New deal on rabbinic training for UK

LSJS dean and rabbinic student Dr Raphael Zarum  photo: John Rifkin

LSJS dean and rabbinic student Dr Raphael Zarum photo: John Rifkin

When the London School of Jewish Studies — the reincarnation of the old Jews’ College — pulled out of rabbinic ordination a decade ago, it seemed a turning-point in British Jewry. No longer was there a home-grown programme for training future rabbis for the United Synagogue and other central Orthodox congregations: instead they would have to rely on Israeli and American institutions to fill their pulpits.

Now LSJS is back in the semichah business. It is teaming up with the Montefiore semichah programme, which was launched in 2005 by the Sephardi community to plug the gap then left by LSJS.

“We have been working closely with the Montefiore Endowment for a number of years, which is a funder of LSJS,” said LSJS dean Raphael Zarum (right). Dr Zarum himself is one of the rabbinical students due to graduate from the Montefiore programme next year.

“An increasing number of people are not able to travel to study in Israel because it is financially difficult,” Dr Zarum said. “They may be older or married.”

A growing need for rabbis has become apparent not only for synagogues here but also for the expanding Jewish school system. “We have a lot of connections with shuls and schools,” he said. “We are plugged into the community in a big way.”

Lucien Gubbay, chairman of the Montefiore Endowment, said: “We want people with a self is one of the rabbinical students due to graduate from the Montefiore programme next year.
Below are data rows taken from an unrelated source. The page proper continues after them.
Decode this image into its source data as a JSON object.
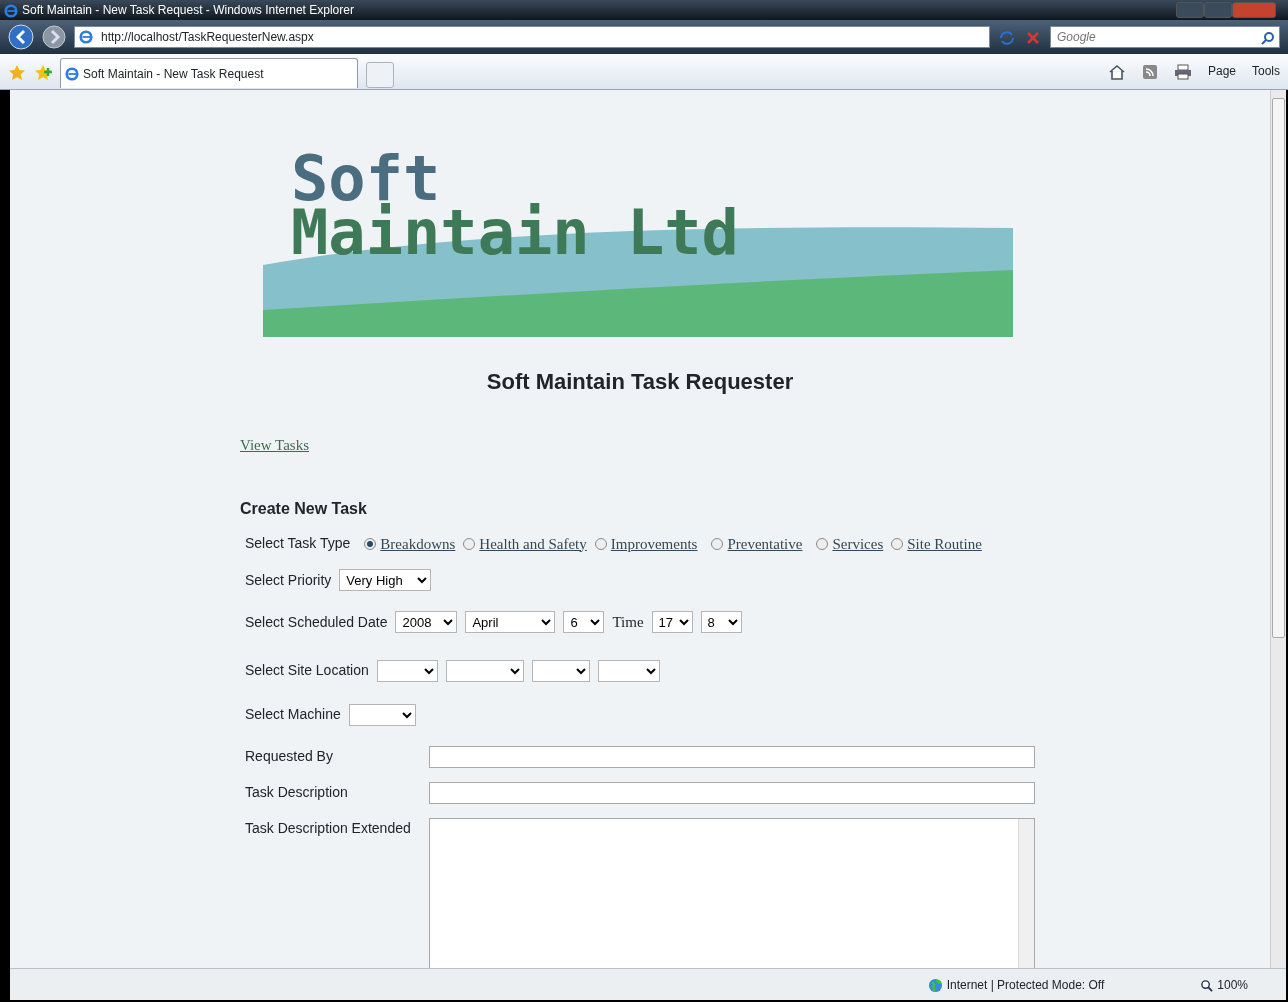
{
  "window": {
    "title": "Soft Maintain - New Task Request - Windows Internet Explorer"
  },
  "address_bar": {
    "url": "http://localhost/TaskRequesterNew.aspx"
  },
  "search": {
    "placeholder": "Google"
  },
  "tabs": [
    {
      "label": "Soft Maintain - New Task Request",
      "selected": true
    }
  ],
  "command_bar": {
    "page": "Page",
    "tools": "Tools"
  },
  "logo": {
    "line_1": "Soft",
    "line_2": "Maintain Ltd"
  },
  "heading": "Soft Maintain Task Requester",
  "view_tasks_link": "View Tasks",
  "form": {
    "title": "Create New Task",
    "task_type": {
      "label": "Select Task Type",
      "options": [
        {
          "label": "Breakdowns",
          "selected": true
        },
        {
          "label": "Health and Safety",
          "selected": false
        },
        {
          "label": "Improvements",
          "selected": false
        },
        {
          "label": "Preventative",
          "selected": false
        },
        {
          "label": "Services",
          "selected": false
        },
        {
          "label": "Site Routine",
          "selected": false
        }
      ]
    },
    "priority": {
      "label": "Select Priority",
      "value": "Very High"
    },
    "scheduled_date": {
      "label": "Select Scheduled Date",
      "year": "2008",
      "month": "April",
      "day": "6",
      "time_label": "Time",
      "hour": "17",
      "minute": "8"
    },
    "site_location": {
      "label": "Select Site Location"
    },
    "machine": {
      "label": "Select Machine"
    },
    "requested_by": {
      "label": "Requested By"
    },
    "task_description": {
      "label": "Task Description"
    },
    "task_description_extended": {
      "label": "Task Description Extended"
    }
  },
  "status_bar": {
    "zone": "Internet | Protected Mode: Off",
    "zoom": "100%"
  }
}
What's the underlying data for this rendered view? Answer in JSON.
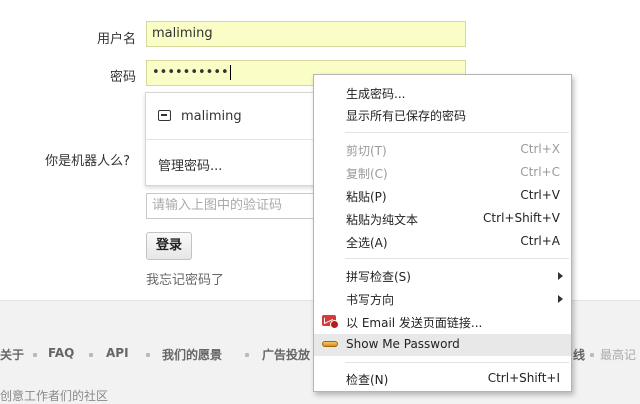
{
  "form": {
    "username_label": "用户名",
    "username_value": "maliming",
    "password_label": "密码",
    "password_value": "••••••••••",
    "captcha_label": "你是机器人么?",
    "captcha_placeholder": "请输入上图中的验证码",
    "login_button": "登录",
    "forgot_link": "我忘记密码了"
  },
  "password_suggestions": {
    "saved_username": "maliming",
    "manage": "管理密码..."
  },
  "context_menu": {
    "generate_password": "生成密码...",
    "show_saved_passwords": "显示所有已保存的密码",
    "cut": {
      "label": "剪切(T)",
      "shortcut": "Ctrl+X"
    },
    "copy": {
      "label": "复制(C)",
      "shortcut": "Ctrl+C"
    },
    "paste": {
      "label": "粘贴(P)",
      "shortcut": "Ctrl+V"
    },
    "paste_plain": {
      "label": "粘贴为纯文本",
      "shortcut": "Ctrl+Shift+V"
    },
    "select_all": {
      "label": "全选(A)",
      "shortcut": "Ctrl+A"
    },
    "spellcheck": "拼写检查(S)",
    "writing_direction": "书写方向",
    "email_link": "以 Email 发送页面链接...",
    "show_me_password": "Show Me Password",
    "inspect": {
      "label": "检查(N)",
      "shortcut": "Ctrl+Shift+I"
    }
  },
  "footer": {
    "nav": [
      "关于",
      "FAQ",
      "API",
      "我们的愿景",
      "广告投放",
      "线",
      "最高记"
    ],
    "tagline": "创意工作者们的社区"
  },
  "colors": {
    "autofill_bg": "#fafdc5",
    "menu_highlight": "#e8e8e8",
    "mail_icon": "#d63a3a"
  }
}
“An increasing number of people are not able to travel to study in Israel because it is financially difficult,” Dr Zarum said. “They may be older or married.”

A growing need for rabbis has become apparent not only for synagogues here but also for the expanding Jewish school system. “We have a lot of connections with shuls and schools,” he said. “We are plugged into the community in a big way.”

Lucien Gubbay, chairman of the Montefiore Endowment, said: “We want people with a broad, educational background who are used to living in the world. We don’t want ivory tower rabbis.”

The part-time programme — which is fully subsidised for students — is not for beginners; applicants will probably need a first degree and the equivalent of a couple of years’ yeshivah study . The plan initally to recruit a new intake of rabbinic students at least every four years.

LSJS and Montefiore have also launched a one-year kollel programme this year, which could serve as a feeder for the semichah course. It is under the tutelage of Rabbi Eliezer Zobin, the head of the Beit Midrash at Immanuel College.

Last updated: 11:01am, November 2 2012